▶ Exercise details
The records that follow should be copied in full, exactly as they read.

━━━━━ Data section ━━━━━

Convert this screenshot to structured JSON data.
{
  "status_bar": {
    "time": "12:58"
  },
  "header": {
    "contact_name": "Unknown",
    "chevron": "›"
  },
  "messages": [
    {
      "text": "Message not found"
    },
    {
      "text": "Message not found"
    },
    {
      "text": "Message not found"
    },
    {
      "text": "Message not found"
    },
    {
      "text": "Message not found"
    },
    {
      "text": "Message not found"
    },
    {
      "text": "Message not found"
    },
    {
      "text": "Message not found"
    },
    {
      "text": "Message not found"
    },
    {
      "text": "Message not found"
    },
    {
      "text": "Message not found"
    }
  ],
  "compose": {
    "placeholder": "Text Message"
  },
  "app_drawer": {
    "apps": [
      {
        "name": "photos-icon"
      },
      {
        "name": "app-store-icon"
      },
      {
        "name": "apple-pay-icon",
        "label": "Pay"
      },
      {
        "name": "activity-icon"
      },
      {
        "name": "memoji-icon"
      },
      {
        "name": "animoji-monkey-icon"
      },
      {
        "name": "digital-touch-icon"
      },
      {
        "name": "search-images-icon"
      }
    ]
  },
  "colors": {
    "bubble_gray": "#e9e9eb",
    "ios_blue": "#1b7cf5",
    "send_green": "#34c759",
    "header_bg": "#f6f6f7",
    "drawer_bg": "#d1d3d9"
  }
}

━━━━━

▶ Answer to this problem
Convert this screenshot to structured JSON data.
{
  "status_bar": {
    "time": "12:58"
  },
  "header": {
    "contact_name": "Unknown",
    "chevron": "›"
  },
  "messages": [
    {
      "text": "Message not found"
    },
    {
      "text": "Message not found"
    },
    {
      "text": "Message not found"
    },
    {
      "text": "Message not found"
    },
    {
      "text": "Message not found"
    },
    {
      "text": "Message not found"
    },
    {
      "text": "Message not found"
    },
    {
      "text": "Message not found"
    },
    {
      "text": "Message not found"
    },
    {
      "text": "Message not found"
    },
    {
      "text": "Message not found"
    }
  ],
  "compose": {
    "placeholder": "Text Message"
  },
  "app_drawer": {
    "apps": [
      {
        "name": "photos-icon"
      },
      {
        "name": "app-store-icon"
      },
      {
        "name": "apple-pay-icon",
        "label": "Pay"
      },
      {
        "name": "activity-icon"
      },
      {
        "name": "memoji-icon"
      },
      {
        "name": "animoji-monkey-icon"
      },
      {
        "name": "digital-touch-icon"
      },
      {
        "name": "search-images-icon"
      }
    ]
  },
  "colors": {
    "bubble_gray": "#e9e9eb",
    "ios_blue": "#1b7cf5",
    "send_green": "#34c759",
    "header_bg": "#f6f6f7",
    "drawer_bg": "#d1d3d9"
  }
}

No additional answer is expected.